Who, then, does own the title? This is more a question for international lawyers than for Chess fans. One can easily argue that there is more than one title – there is the FIDE version, there is the Dannemann version and, as there were in boxing, there could be a few other versions, each version having its own supporters. So perhaps the question of legal ownership is not really the most relevant point, and perhaps the true answer to "who owns the title?" is "no-one". What matters most, surely, is who is recognized by "the Chess world" as being World Champion. The answer to that question depends on what one means by "the Chess world". Is it the world of the politicos, those who are elected or who force their way up the hierarchies of their own national Chess federations, often driven by nothing more than the desire to serve on some FIDE committee or other or to enjoy regular expenses paid trips to FIDE meetings? Or is it a professional organisation, in which the key decisions are taken by those Grandmasters who are at or close to World Championship calibre, in collaboration with their Grandmaster peers? Experience shows that the former does not work, and has not worked properly for almost 20 years. Commonsense dictates that the latter must be the way forward.
So what should be the outcome? In my view the ACP should take over control of the reunification process and should, thereafter, administer the qualification procedures and matches for the World Championship. The title could become a title owned and awarded by the ACP, or it could be a FIDE title over which the ACP is given irrevocable control – a title "owned" by FIDE but on the express condition that it is administered by the ACP. Either way, the Chess world has been waiting too long for a World Championship match that carries with it the respect of Chess fans everywhere. FIDE will not give us such a match, but I believe that the ACP already has the necessary credentials and will very soon command the authority and respect to do so.

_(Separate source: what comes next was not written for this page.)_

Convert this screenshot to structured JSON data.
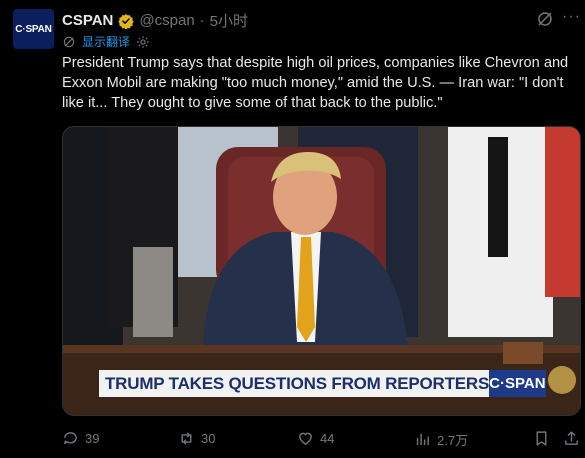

I would like to say that I agree 100% with David Levy's analysis of the current world championship situation. Everything he writes is correct, and I would not change a syllable of it.
With FIDE essentially excluding the Israeli representatives from their version of the championship and their evident inability to creat a genuine championship, the ACP must be the logical body to assume control. David's point, that nobody owns the championship – it earns recognition by respect for the strength of the participants – is absolutely key. Further he is correct that if a structure is set up and agreed by the professionals themselves that is seen to be equitable, is respected and able to create public impact, then those that refuse to participate would have only themselves to blame for their exclusion. I hope the ACP acts on his advice.
Organiser of the World Chess Championships 1986, 1993, 2000